“The difficulty in connecting with people watching is that if they did not respond to the chat then it was hard to gauge which parts they were enjoying.  Our experience of the last few years is that this is very dependent on the ability of the person managing the tech at the home. The care settings who logged on stayed right until the end, so they must have enjoyed watching it!”


A small number of workshops were delivered face-to-face in care settings, incorporating digital tools into the session. These sessions appeared to have the most benefit on the digital inclusion of individual care residents as arts practitioners were able to directly engage with individual residents and take a person-centred approach to introducing digital to them.

“Victor hadn’t previously been interested but after talking to him I learned that he was interested in how to watch different channels in his room, so I showed him how to use iPlayer. He really enjoyed watching Frozen Planet 2 with subtitles, as he is hard of hearing. As a result the staff said he would be able to borrow the iPads they have at the home.”

Leeds Libraries, about a resident at Knowle Manor

Plans for 2023

Both care settings and arts organisations are keen for the programme to return this year. The cross-sector steering group has been brought back together to take this forward and launch events are planned for May, coinciding with Creativity and Wellbeing Week, Dementia Action, and Age of Creativity Festival month.

100% Digital Leeds is partnering with Yorkshire Dance and other Arts and Culture Digital Inclusion Network partners to develop an arts and creativity event for Care Homes Activity Coordinators. This will be a practical and engaging face-to-face session highlighting the offers of the city’s arts organisations and will launch the September programme to care staff.

We will also host a webinar aimed at arts organisations interested in contributing to the programme. This will share key information about the offer and process, including highlighting potential funding opportunities for arts organisations.

“Participants described our workshop as “cheering,” “invigorating,” and “a real tonic. Thank you for championing the use of digital with the elders, I hope this can be a regular initiative in the city.”

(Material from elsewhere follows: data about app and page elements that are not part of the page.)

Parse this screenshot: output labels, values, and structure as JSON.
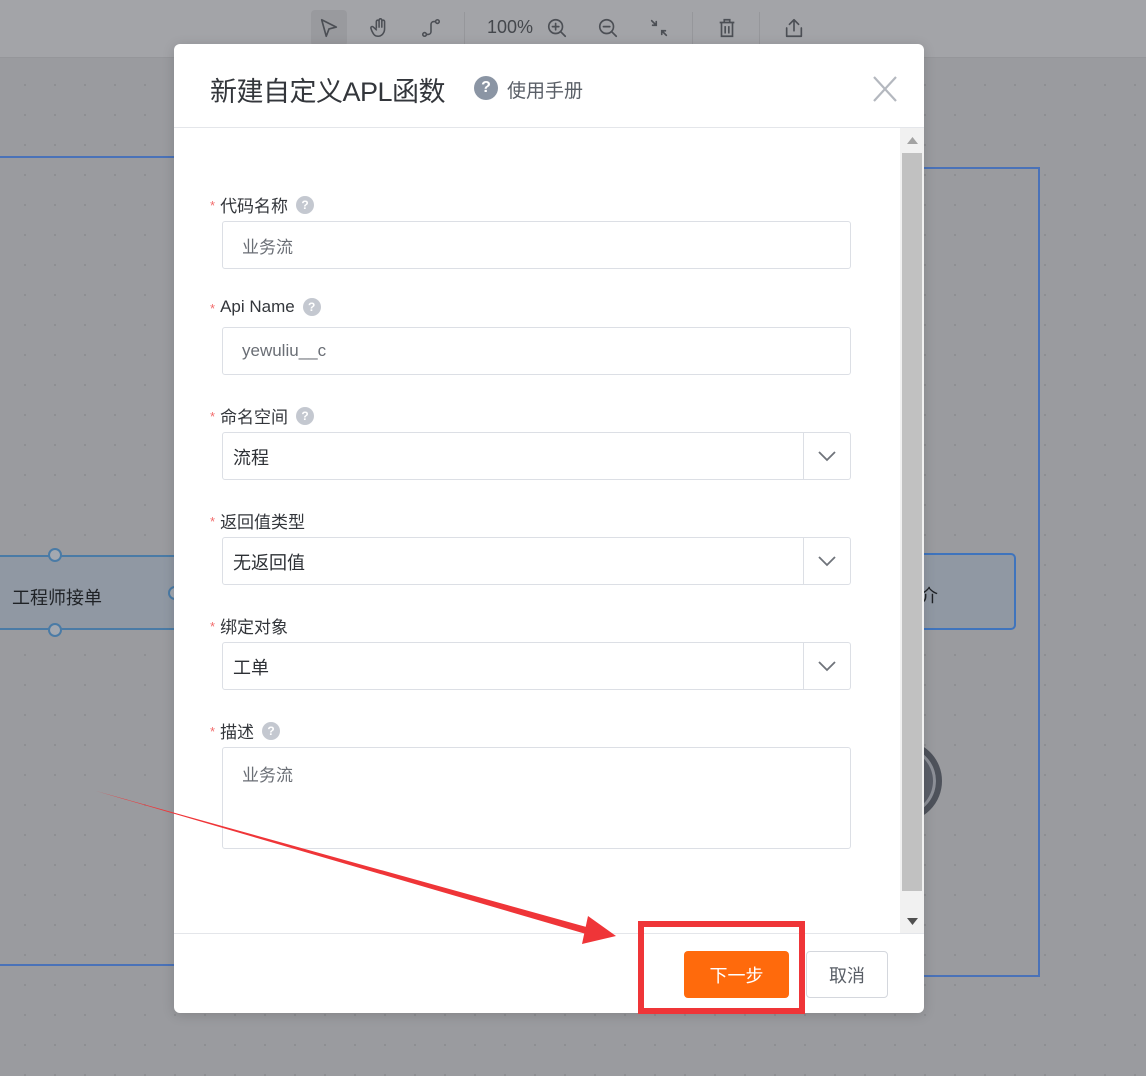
{
  "toolbar": {
    "tools": [
      {
        "name": "select-tool",
        "icon": "pointer-icon",
        "active": true
      },
      {
        "name": "pan-tool",
        "icon": "hand-icon",
        "active": false
      },
      {
        "name": "connector-tool",
        "icon": "connector-icon",
        "active": false
      }
    ],
    "zoom_level": "100%",
    "actions": [
      "zoom-in-icon",
      "zoom-out-icon",
      "fit-icon",
      "trash-icon",
      "export-icon"
    ]
  },
  "canvas": {
    "nodes": [
      {
        "label": "工程师接单"
      },
      {
        "label": "介"
      }
    ]
  },
  "modal": {
    "title": "新建自定义APL函数",
    "help_label": "使用手册",
    "help_icon": "?",
    "fields": [
      {
        "label": "代码名称",
        "required": true,
        "has_help": true,
        "type": "text",
        "value": "业务流"
      },
      {
        "label": "Api Name",
        "required": true,
        "has_help": true,
        "type": "text",
        "value": "yewuliu__c"
      },
      {
        "label": "命名空间",
        "required": true,
        "has_help": true,
        "type": "select",
        "value": "流程"
      },
      {
        "label": "返回值类型",
        "required": true,
        "has_help": false,
        "type": "select",
        "value": "无返回值"
      },
      {
        "label": "绑定对象",
        "required": true,
        "has_help": false,
        "type": "select",
        "value": "工单"
      },
      {
        "label": "描述",
        "required": true,
        "has_help": true,
        "type": "textarea",
        "value": "业务流"
      }
    ],
    "required_mark": "*",
    "next_label": "下一步",
    "cancel_label": "取消"
  },
  "colors": {
    "primary": "#ff6a0c",
    "annotation": "#ef3538",
    "required": "#f26b6b"
  }
}
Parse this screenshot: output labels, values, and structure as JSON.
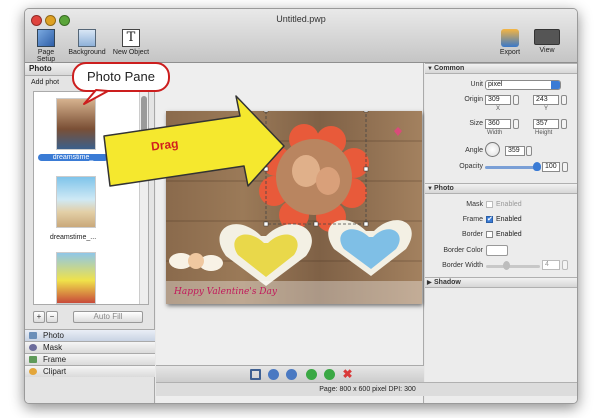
{
  "window": {
    "title": "Untitled.pwp"
  },
  "toolbar": {
    "items": [
      {
        "label": "Page Setup",
        "icon": "page-setup-icon"
      },
      {
        "label": "Background",
        "icon": "background-icon"
      },
      {
        "label": "New Object",
        "icon": "new-object-icon"
      }
    ],
    "right_items": [
      {
        "label": "Export",
        "icon": "export-icon"
      },
      {
        "label": "View",
        "icon": "view-icon"
      }
    ]
  },
  "left_panel": {
    "header": "Photo",
    "add_label": "Add phot",
    "thumbnails": [
      {
        "label": "dreamstime_",
        "selected": true
      },
      {
        "label": "dreamstime_...",
        "selected": false
      },
      {
        "label": "",
        "selected": false
      }
    ],
    "add_button": "+",
    "remove_button": "−",
    "auto_fill": "Auto Fill",
    "tabs": [
      "Photo",
      "Mask",
      "Frame",
      "Clipart"
    ]
  },
  "callout": {
    "text": "Photo Pane"
  },
  "drag_arrow": {
    "text": "Drag"
  },
  "canvas": {
    "banner_text": "Happy Valentine's Day"
  },
  "status_bar": {
    "text": "Page: 800 x 600 pixel DPI: 300"
  },
  "inspector": {
    "common": {
      "header": "Common",
      "unit_label": "Unit",
      "unit_value": "pixel",
      "origin_label": "Origin",
      "origin_x": "309",
      "origin_y": "243",
      "x_label": "X",
      "y_label": "Y",
      "size_label": "Size",
      "width": "360",
      "height": "357",
      "width_label": "Width",
      "height_label": "Height",
      "angle_label": "Angle",
      "angle_value": "359",
      "opacity_label": "Opacity",
      "opacity_value": "100"
    },
    "photo": {
      "header": "Photo",
      "mask_label": "Mask",
      "mask_value": "Enabled",
      "frame_label": "Frame",
      "frame_value": "Enabled",
      "border_label": "Border",
      "border_value": "Enabled",
      "border_color_label": "Border Color",
      "border_width_label": "Border Width",
      "border_width_value": "4"
    },
    "shadow": {
      "header": "Shadow"
    }
  },
  "colors": {
    "accent": "#3a7bd5",
    "callout_border": "#cc1e1e",
    "arrow_fill": "#f5e82e"
  }
}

RJC Dance

For more information or to get involved with our plans for this year’s programme contact us.